It is noteworthy that on 20 November, in order to secure the good organization of the Great National Assembly, Alba Iulia became the first city to have a Romanian administration instituted. Camil Velican became mayor of this newly introduced structure. His comfortable residence became a meeting space for members of the Romanian National Central Council before and after the assembly. From 1919, Velican was president of the Administrative Commission of Alba County.

Velican’s activities in the National Romanian Party continued for some time. He was a member of the party’s central leadership, and became one of the “committee of one-hundred”. However, he understood that within Romania, Transylvania could not remain a province with a single party. For this reason, he founded and became president of Alba County’s National Liberal Party. In this capacity, he was appointed prefect from 1922-1926, and from 1933-1937 he was the party’s elected deputy in Parliament.

Velican’s presence in the life of the city and Alba County was multifaceted. Since 1911, as a member of the Alba Iulia section of the Astra Cultural Society, he contributed to the cultural and national emancipation of Romanians from this area. He also accepted the role of president of the Reunion of Romanian craftsmen in Alba Iulia. In this position, his role was largely cultural. The statutes of the Reunion stipulated members’ mutual assistance and support for apprentices, but Velican’s schedule was filled with activities such as conferences, public lectures, presentations of popular theatrical plays, the organization of a library and so on. He was also a legal adviser to the Iulia Bank of Alba Iulia.

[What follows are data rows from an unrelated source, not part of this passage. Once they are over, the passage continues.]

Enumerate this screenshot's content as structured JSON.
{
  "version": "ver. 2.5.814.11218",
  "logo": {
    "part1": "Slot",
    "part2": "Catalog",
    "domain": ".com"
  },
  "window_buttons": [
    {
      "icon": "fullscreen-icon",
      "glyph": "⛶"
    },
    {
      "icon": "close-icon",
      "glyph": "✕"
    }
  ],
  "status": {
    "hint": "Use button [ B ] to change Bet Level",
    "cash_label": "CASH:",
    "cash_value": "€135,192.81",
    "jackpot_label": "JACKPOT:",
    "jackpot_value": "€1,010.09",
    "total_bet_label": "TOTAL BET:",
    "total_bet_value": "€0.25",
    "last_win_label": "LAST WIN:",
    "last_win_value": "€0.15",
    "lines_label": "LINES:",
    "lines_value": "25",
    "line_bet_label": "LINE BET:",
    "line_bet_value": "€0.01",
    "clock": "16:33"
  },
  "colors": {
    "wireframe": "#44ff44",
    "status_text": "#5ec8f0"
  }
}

His prodigious career as a community activist was acknowledged with various medals and awards, such as the Order of Ferdinand I, Officer rank; the Crown of Romania, Commander; the Star of Romania, Officer; the honourable sign of Romania’s Vulture; a medal for the Reward of Work, First Class; and a medal of Commercial and Industrial Merit, First Class. He passed away on 12 June 1937. (V.M.)